|The not so great view from my hotel room|
We arrived in Kansai Airport 10am but had to hang around until 11.30am because Neill’s plane was delayed (Neill is Assistant Chief of Northumberland Fire & Rescue). Once he arrived we took the train to Takatsuki Kyoto Hotel, which took about 2 hours!
One thing that seemed apparent from the train is that Sunday is laundry day. Most apartments (ranging from 2-storey to many-storey buildings) have balconies, and almost all had clothes rails on. We travelled through Rinku town and it was interesting to see agriculture in the middle of an urban area: fields and fields of cabbages in amongst loads of houses.
There is hardly any space between houses. They don’t seem to do terraces like the UK, but there are really narrow gaps between buildings, and very little outside space (usually just room for one car).

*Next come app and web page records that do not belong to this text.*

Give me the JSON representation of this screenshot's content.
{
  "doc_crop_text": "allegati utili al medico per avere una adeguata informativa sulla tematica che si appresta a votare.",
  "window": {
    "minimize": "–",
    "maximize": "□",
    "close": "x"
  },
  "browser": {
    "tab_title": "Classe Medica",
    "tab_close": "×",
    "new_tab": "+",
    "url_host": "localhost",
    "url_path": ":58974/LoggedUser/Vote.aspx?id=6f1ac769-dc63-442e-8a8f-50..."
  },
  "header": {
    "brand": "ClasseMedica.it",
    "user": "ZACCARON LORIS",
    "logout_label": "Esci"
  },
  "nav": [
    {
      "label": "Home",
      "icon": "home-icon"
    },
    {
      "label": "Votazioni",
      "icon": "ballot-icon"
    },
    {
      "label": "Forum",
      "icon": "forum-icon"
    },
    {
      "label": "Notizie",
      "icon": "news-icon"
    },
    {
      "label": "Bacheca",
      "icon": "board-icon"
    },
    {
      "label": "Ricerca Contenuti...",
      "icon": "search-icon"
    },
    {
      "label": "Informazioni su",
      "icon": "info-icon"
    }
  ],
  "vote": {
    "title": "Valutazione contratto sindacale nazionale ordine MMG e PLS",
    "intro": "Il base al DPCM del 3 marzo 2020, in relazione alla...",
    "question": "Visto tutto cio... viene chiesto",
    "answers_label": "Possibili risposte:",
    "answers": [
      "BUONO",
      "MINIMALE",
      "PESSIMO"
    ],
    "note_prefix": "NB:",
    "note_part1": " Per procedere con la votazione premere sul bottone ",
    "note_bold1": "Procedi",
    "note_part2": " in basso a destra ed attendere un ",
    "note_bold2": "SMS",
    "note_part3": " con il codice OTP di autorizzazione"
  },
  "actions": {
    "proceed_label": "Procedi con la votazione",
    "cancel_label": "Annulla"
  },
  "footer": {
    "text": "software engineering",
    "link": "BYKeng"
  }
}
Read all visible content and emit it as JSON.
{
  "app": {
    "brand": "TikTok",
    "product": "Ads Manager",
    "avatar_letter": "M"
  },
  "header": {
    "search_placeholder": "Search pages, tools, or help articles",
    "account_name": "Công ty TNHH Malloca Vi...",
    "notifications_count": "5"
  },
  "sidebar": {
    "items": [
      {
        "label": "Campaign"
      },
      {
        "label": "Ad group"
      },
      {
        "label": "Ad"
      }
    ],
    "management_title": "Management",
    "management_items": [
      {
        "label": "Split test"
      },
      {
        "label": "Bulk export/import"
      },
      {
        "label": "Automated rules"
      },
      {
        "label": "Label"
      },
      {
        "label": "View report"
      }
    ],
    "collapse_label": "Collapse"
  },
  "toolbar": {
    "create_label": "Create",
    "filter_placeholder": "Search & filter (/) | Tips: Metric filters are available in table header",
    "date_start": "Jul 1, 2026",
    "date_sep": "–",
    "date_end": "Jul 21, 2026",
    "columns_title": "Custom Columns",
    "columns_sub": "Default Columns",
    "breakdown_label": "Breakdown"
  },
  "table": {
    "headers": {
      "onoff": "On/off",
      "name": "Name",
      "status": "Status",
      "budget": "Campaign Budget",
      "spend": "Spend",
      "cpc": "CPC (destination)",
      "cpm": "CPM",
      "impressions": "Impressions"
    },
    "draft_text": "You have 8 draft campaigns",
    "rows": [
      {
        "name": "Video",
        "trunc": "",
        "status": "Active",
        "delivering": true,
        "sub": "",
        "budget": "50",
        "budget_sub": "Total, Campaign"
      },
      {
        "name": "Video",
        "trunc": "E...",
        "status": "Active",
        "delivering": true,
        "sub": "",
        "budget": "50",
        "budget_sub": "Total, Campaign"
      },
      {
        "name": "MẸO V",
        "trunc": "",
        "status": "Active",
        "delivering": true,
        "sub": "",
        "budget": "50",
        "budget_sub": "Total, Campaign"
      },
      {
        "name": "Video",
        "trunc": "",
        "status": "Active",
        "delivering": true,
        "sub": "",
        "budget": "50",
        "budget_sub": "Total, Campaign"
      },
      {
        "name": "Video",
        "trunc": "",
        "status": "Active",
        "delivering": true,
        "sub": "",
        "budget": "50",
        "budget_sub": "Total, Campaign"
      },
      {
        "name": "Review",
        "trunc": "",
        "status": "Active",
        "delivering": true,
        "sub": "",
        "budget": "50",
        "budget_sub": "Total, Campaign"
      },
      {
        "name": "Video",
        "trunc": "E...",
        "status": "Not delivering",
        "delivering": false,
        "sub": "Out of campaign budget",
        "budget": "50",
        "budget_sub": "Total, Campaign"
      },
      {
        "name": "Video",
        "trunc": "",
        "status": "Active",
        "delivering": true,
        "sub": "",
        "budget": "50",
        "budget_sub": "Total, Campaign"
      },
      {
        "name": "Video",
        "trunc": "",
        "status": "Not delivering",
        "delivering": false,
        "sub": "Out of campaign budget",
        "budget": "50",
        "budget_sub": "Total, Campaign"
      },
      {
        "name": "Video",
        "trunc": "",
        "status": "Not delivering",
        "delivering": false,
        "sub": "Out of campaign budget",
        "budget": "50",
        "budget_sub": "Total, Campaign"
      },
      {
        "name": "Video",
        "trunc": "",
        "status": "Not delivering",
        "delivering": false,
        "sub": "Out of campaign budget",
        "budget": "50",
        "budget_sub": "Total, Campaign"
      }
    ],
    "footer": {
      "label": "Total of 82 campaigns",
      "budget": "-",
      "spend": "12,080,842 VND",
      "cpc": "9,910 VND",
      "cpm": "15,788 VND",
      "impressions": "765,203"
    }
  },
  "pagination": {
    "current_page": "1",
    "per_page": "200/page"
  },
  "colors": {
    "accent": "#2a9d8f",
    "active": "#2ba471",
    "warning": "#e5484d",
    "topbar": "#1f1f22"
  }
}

So we reached the hotel around 2pm and decided to meet in the foyer around 6pm to go for food. I wanted to work on my presentation, so showered and sat in front of my laptop. And then the tiredness hit me. I climbed into bed and next thing I knew it was 5.45pm.

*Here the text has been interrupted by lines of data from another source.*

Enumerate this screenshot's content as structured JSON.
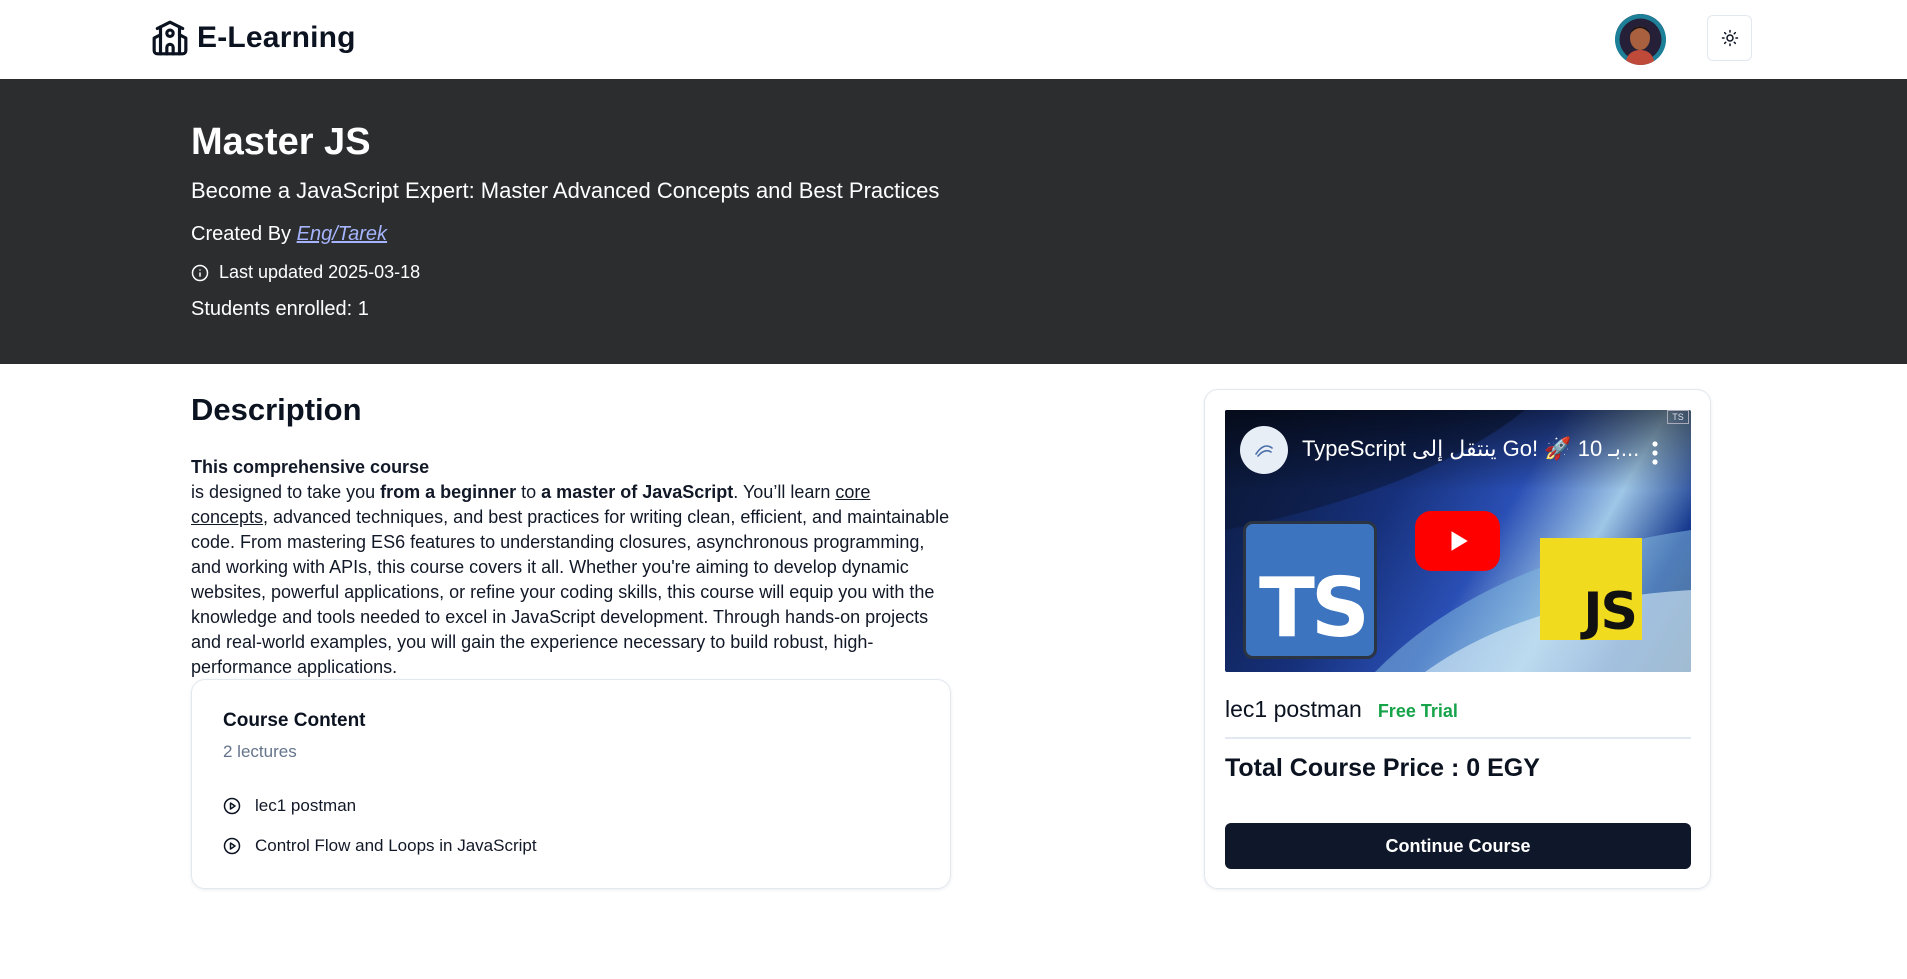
{
  "header": {
    "brand": "E-Learning",
    "brand_icon": "school-icon",
    "avatar_icon": "avatar",
    "theme_icon": "sun-icon"
  },
  "course": {
    "title": "Master JS",
    "subtitle": "Become a JavaScript Expert: Master Advanced Concepts and Best Practices",
    "created_by_label": "Created By",
    "author": "Eng/Tarek",
    "last_updated": "Last updated 2025-03-18",
    "students_enrolled": "Students enrolled: 1"
  },
  "description": {
    "heading": "Description",
    "lead": "This comprehensive course",
    "p1": "is designed to take you ",
    "b1": "from a beginner",
    "p2": " to ",
    "b2": "a master of JavaScript",
    "p3": ". You’ll learn ",
    "u1": "core concepts",
    "p4": ", advanced techniques, and best practices for writing clean, efficient, and maintainable code. From mastering ES6 features to understanding closures, asynchronous programming, and working with APIs, this course covers it all. Whether you're aiming to develop dynamic websites, powerful applications, or refine your coding skills, this course will equip you with the knowledge and tools needed to excel in JavaScript development. Through hands-on projects and real-world examples, you will gain the experience necessary to build robust, high-performance applications."
  },
  "content": {
    "title": "Course Content",
    "count": "2 lectures",
    "lectures": [
      {
        "label": "lec1 postman"
      },
      {
        "label": "Control Flow and Loops in JavaScript"
      }
    ]
  },
  "sidebar": {
    "video": {
      "title": "TypeScript ينتقل إلى Go! 🚀 10 بـ...",
      "left_logo": "TS",
      "right_logo": "JS",
      "corner_tag": "TS"
    },
    "lecture_name": "lec1 postman",
    "badge": "Free Trial",
    "price": "Total Course Price : 0 EGY",
    "cta": "Continue Course"
  },
  "colors": {
    "hero_bg": "#2c2d2f",
    "button_bg": "#0f172a",
    "badge": "#16a34a",
    "link": "#a5b4fc"
  }
}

We went to a mostly fish restaurant for dinner, where me meal began with a tofu salad topped with bonito, or “fish paper” as it became known to us. Thankfully the rest of my meal was a bit more veggie friendly and didn’t involve scraping fish paper aside!
We left around 8.30pm: a few of us went back to the hotel while the rest tried to find the Newcastle game in a bar. I tried to get a bit more work done on my presentation before crashing out.
Big thing over here. Some offer bidet facilities. Some make water sounds to disguise your own sounds. Some flush when you first sit down. But the best have heated seats. A bit unusual I know, but it is really nice to have a heated seat on a very cold day!
And any electric toilets are a welcome alternative to traditional Japanese toilets, which are holes in the ground.
One irritating thing about public toilets though: the tap water to wash your hands is freezing cold, and they don’t supply paper towels or dryers because Japanese people carry their own towels. So unless you’re prepared, you leave with a warm bum but cold hands.